The inevitable imbalance between production and consumption has finally led to a protracted and profound crisis of overproduction. This is certainly the worst crisis in the post-World War II era. As of June 2009, it has lasted the longest—19 months. The measures taken by the world capitalist class to overcome it are by far the greatest. It follows two previous jobless recoveries, the second far more pronounced than the first, which were only overcome by extraordinary, nonreproducible measures (expansion in the wake of the collapse of the USSR, massive bubble-creating measures in the dot-com and housing markets).

Even the most optimistic bourgeois economists concede that a recovery of capitalist production would still leave massive unemployment, as the system will be unable to reabsorb a large proportion of the workers laid off in the present crisis.

Furthermore, in the era of imperialism and the scientific-technological revolution, each round of new technological innovation by the ruling class makes it more and more difficult to start the capitalist system up again after a bust.
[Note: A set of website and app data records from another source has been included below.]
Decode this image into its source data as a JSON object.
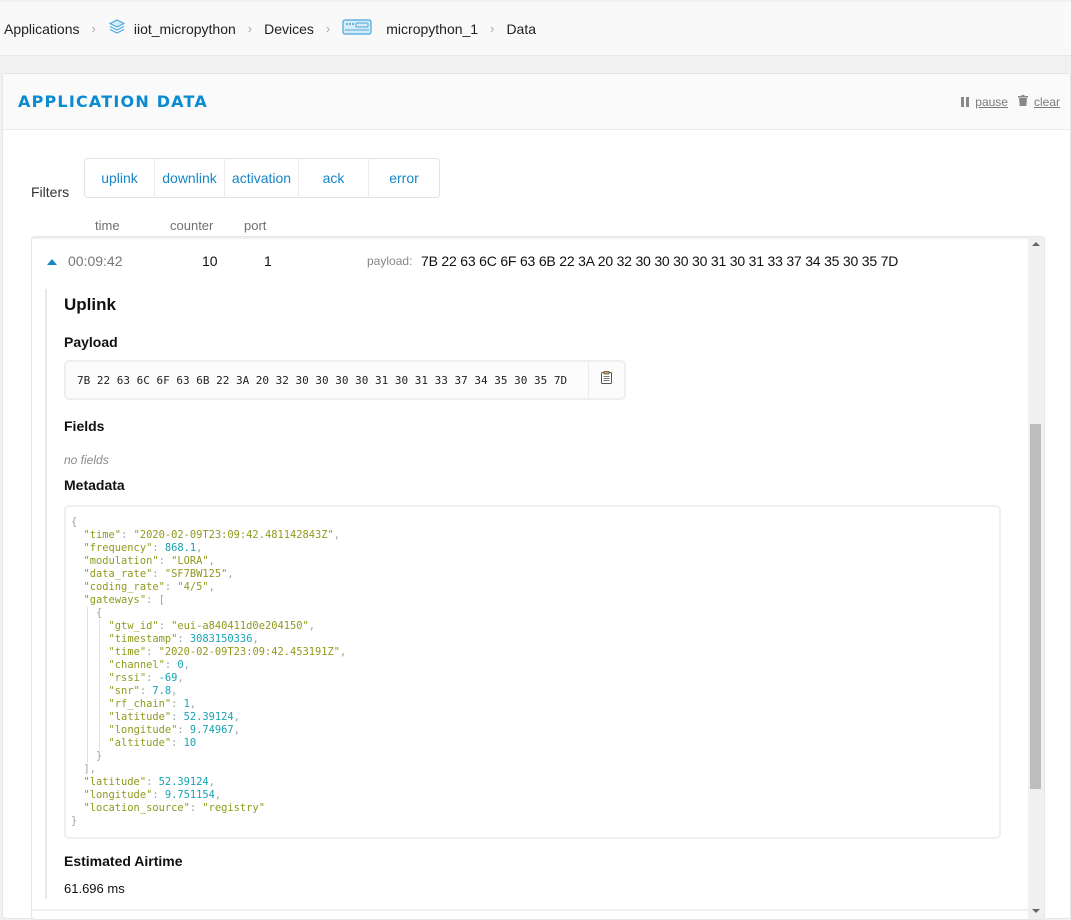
{
  "breadcrumb": {
    "items": [
      {
        "label": "Applications",
        "icon": null
      },
      {
        "label": "iiot_micropython",
        "icon": "layers-icon"
      },
      {
        "label": "Devices",
        "icon": null
      },
      {
        "label": "micropython_1",
        "icon": "device-icon"
      },
      {
        "label": "Data",
        "icon": null
      }
    ],
    "separator": "›"
  },
  "panel": {
    "title": "APPLICATION DATA",
    "actions": {
      "pause_label": "pause",
      "clear_label": "clear"
    }
  },
  "filters": {
    "label": "Filters",
    "options": [
      "uplink",
      "downlink",
      "activation",
      "ack",
      "error"
    ]
  },
  "columns": {
    "time": "time",
    "counter": "counter",
    "port": "port"
  },
  "event": {
    "time": "00:09:42",
    "counter": "10",
    "port": "1",
    "payload_label": "payload:",
    "payload": "7B 22 63 6C 6F 63 6B 22 3A 20 32 30 30 30 30 31 30 31 33 37 34 35 30 35 7D",
    "detail": {
      "title": "Uplink",
      "payload_heading": "Payload",
      "payload_hex": "7B 22 63 6C 6F 63 6B 22 3A 20 32 30 30 30 30 31 30 31 33 37 34 35 30 35 7D",
      "fields_heading": "Fields",
      "fields_empty": "no fields",
      "metadata_heading": "Metadata",
      "metadata": {
        "time": "2020-02-09T23:09:42.481142843Z",
        "frequency": 868.1,
        "modulation": "LORA",
        "data_rate": "SF7BW125",
        "coding_rate": "4/5",
        "gateways": [
          {
            "gtw_id": "eui-a840411d0e204150",
            "timestamp": 3083150336,
            "time": "2020-02-09T23:09:42.453191Z",
            "channel": 0,
            "rssi": -69,
            "snr": 7.8,
            "rf_chain": 1,
            "latitude": 52.39124,
            "longitude": 9.74967,
            "altitude": 10
          }
        ],
        "latitude": 52.39124,
        "longitude": 9.751154,
        "location_source": "registry"
      },
      "airtime_heading": "Estimated Airtime",
      "airtime_value": "61.696 ms"
    }
  },
  "colors": {
    "accent": "#0a8ad1",
    "link": "#1587c7",
    "json_key": "#909a1d",
    "json_number": "#17a3b2"
  }
}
The two most important reasons are that technology reduces the skills and buying power of the workers, while at the same time increasing productivity, thus insuring that production saturates the markets at a faster and faster rate.

The question that remains for the working class is whether or not quantity has turned into quality in the matter of the capitalist recovery—that is, whether or not the scientific-technological revolution and its effects, so profoundly analyzed by Marcy, have brought capitalism to the point where society will not be able to go forward. Has the profit system reached an impasse?
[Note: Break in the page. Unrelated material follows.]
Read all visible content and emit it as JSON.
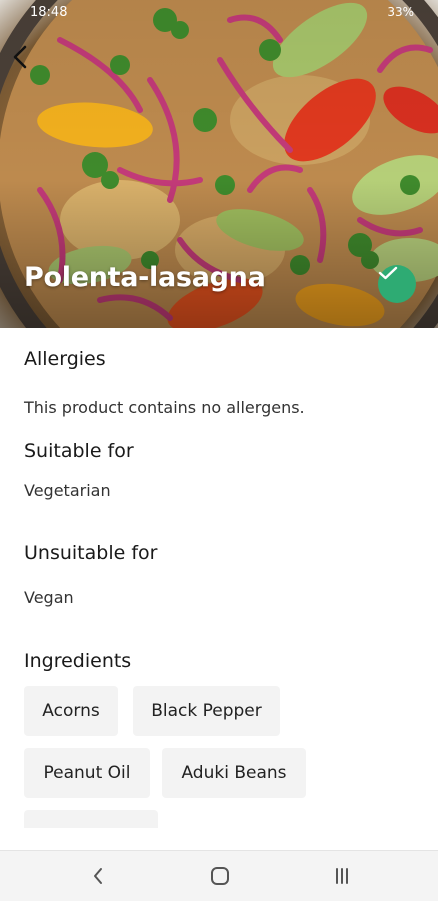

Because of the previous period of expansive globalization of capital, this crisis is the most far-reaching in terms of the numbers of workers affected. The world socialization of the production process has been brought to an extraordinarily high level. Private property is becoming a more and more intolerable brake internationally.

The ruling class is trying to shift this crisis entirely onto the backs of the workers and the oppressed, just as it did during the Great Depression.

Many are promoting the notion that crisis automatically leads to uprisings and the collapse of capitalism. This is sterile, abstract thinking, far removed from the reality of the working class. It fails to take into account the disintegrating forces exerted upon the workers by a capitalist crisis of unemployment. The workers become atomized and lose the sense of strength derived from being together on the job. Their sense of confidence and of their potential power is undermined by a crisis.

It takes great efforts by working-class leaders to find strategies and tactics to counteract the effects of the downturn, develop methods of resistance to every attack and take advantage of every upturn in the economic situation to push the struggle forward onto the offensive.

This was the principal purpose of “High Tech, Low Pay” and of much of Marcy’s life work, for that matter.

Marxism has no crystal ball. It does not dole out prescriptive formulas for how a major, global capitalist crisis of profound dimensions will play itself out.

Capitalism experienced a global economic collapse during the Great Depression. A decade of mass unemployment ensued that could not be overcome except by rearmament in the U.S. and Europe and ultimately war. Thus the manifestation of the absolute, general crisis of capitalism has been economic collapse. This variant must be taken seriously. But the possibility of a protracted period of weak and short-lived recoveries alongside growing and irreversible mass unemployment must also be considered. There could be a temporary delay in a sharp crisis as a result of massive financial manipulation and capitalist state intervention. However, that it could end either in collapse or war or both must also be considered.

The precise, immediate future cannot be known. What is known is that genuine working-class leaders must prepare for struggle and adapt to any eventuality to assist the workers in dealing with the crisis, whatever form it takes. Above all, the working class must rise to assume its historic destiny as the subject of history and lead the way out of the state of permanent crisis, into which capitalism has led humanity, towards a socialist future.